top of page
profile.jpg

MY STORY

My story is woven with grief, but it is also illuminated with immense joy and love. I began to understand grief through personal experience during my parent's divorce in my childhood. It came home full force at the age of 25 after the death of my first husband, Steve, in 1998. I write more extensively about it in the post entitled "Lost." Those of us unfortunate enough to have tangoed with immense and sudden loss can tell you it changes you. Forever. Almost instantly. From that moment forward, I saw the world differently. I became imprinted with fear and sadness and acutely aware of the finite amount of time we are given. After swimming through the largest waves of grief, I also realized that I had been blessed. Blessed with a better understanding of what is essential. I can feel deep empathy for others. I don't often sweat the small stuff. And, while I do like the finer things in life, material items hold much less weight for me. All these gifts and many others derived from that suffering have genuinely enriched my life over the last 25 years.

 

My children, Jake and Tessa, are grown adults now. Yet, we all carry with us the scars of that tragedy. The ripples continue to be felt. While being a single mother in grief was difficult, it is because of them I think I was able to thrive. I wasn't alone. I was given lots of love by them. They were my "why" when I put one step in front of the other those first months and years. When Steve died, I was six weeks into a very intense 11-month master's in teaching program. I stayed with it amid all that grief because I needed to make a life for them. I will be forever grateful to City University's class of 1999 cohort A for their support and friendship that year.

 

A few years later, I met and married Keith. He was the most intelligent man I had ever met. Witty. Deeply kind. A writer of immense talent. You can find a link to a book I published of his writing on the resources and recommendations page. We forged a life together and built a home complete with four kids and an English bulldog named Suzy – Keith's "trusty steed." I felt at peace for the first time. Because of the gifts grief gave me, I was immensely grateful daily for our life and his love. Then, eight years into our life together, Keith died in front of me from a massive heart attack. It was devastating and surreal. Many of my essays are about this time and the times that follow. Again, I was blessed to have not only my children but the community of a small, independent school where I taught and my co-workers there who helped pull me through. Yes, the fear, anxiety, hopelessness, and deep, intense sadness again shrouded me. But there was also a doubling down of the appreciation of life, the beauty in the mundane, and the fierce gratitude. 

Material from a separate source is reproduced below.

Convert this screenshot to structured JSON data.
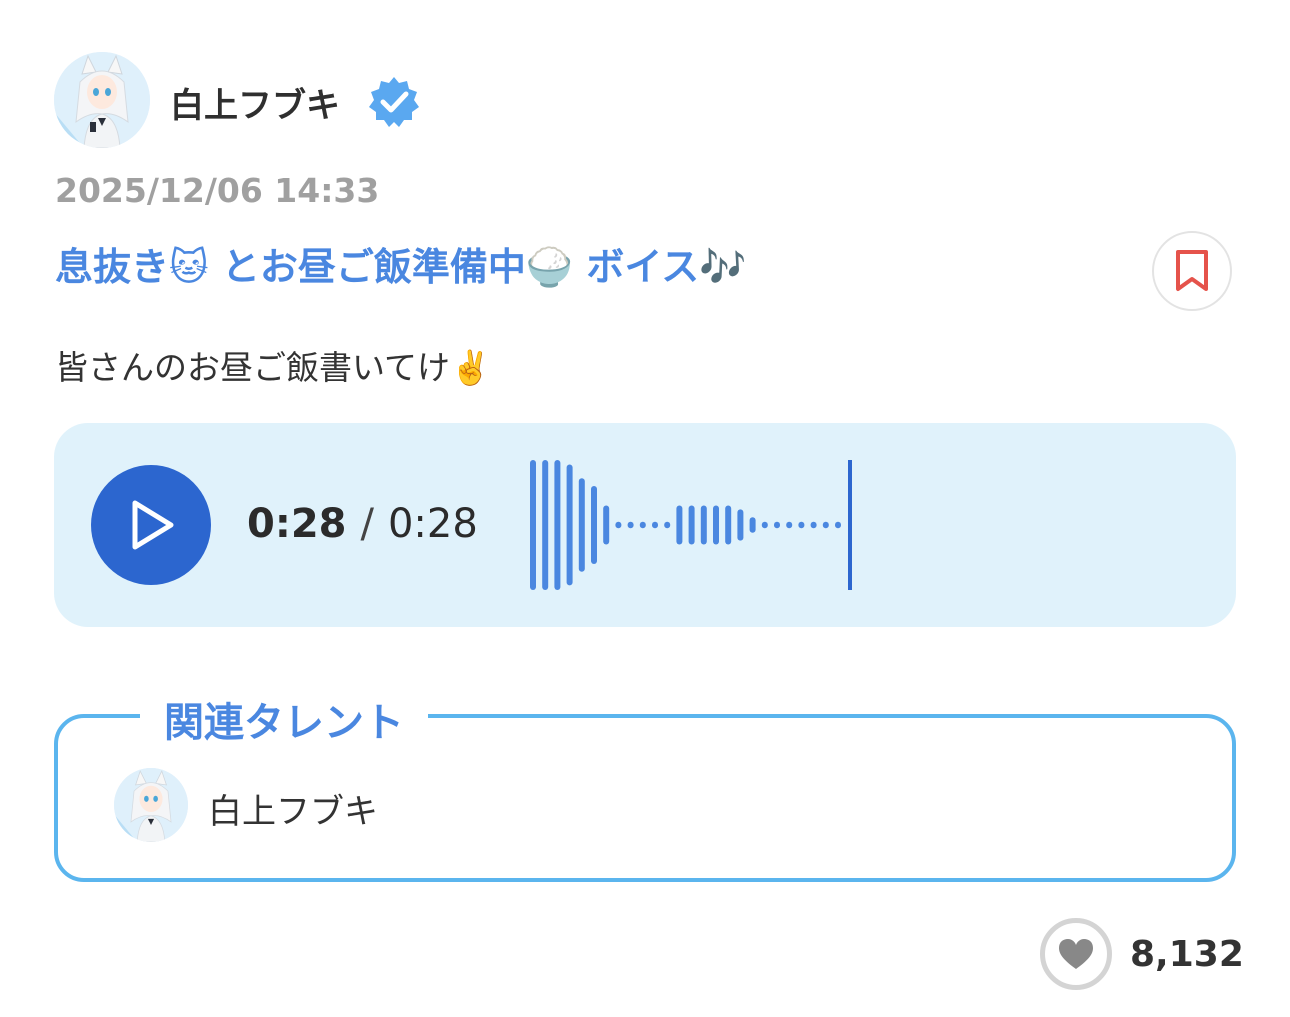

 I learned the importance of caring for my health, hired a trainer, ran a triathlon, and settled into a weightlifting routine I have religiously followed for the past 7 years.

 

Those were some rough times. But once again, life gifted me with love. On what would have been Steve's 47th birthday, I went on a date with a younger man for the first time. Grant and I were married in 2020. He is truly my partner, my joy bringer, and my greatest adventure. Despite a rather abundant matching set of baggage we are "practically perfect," and I once again settle into a blissful life of appreciation for all of it. The good. The bad. The imperfect. Knowing that someday, this, too, shall pass.

 

The quiet, but deep current that runs underneath the telling of this story is my family. My parents (all of them), grandparents, aunt, and best friend of 35 years. They are indeed the heroes of my story. If I were to list all they have done for me, this would need to be much longer.

 

I undauntedly turn 50 this year. It is a gift that many do not get. Soren Kierkegaard said, "Life can only be understood backwards; but it must be lived forwards." It is fascinating to me as I age how life is woven together and how interesting it is in retrospect, the unpredictable ways the pieces come together. While sorrow is a large piece, so are joy, laughter, and love.  

bottom of page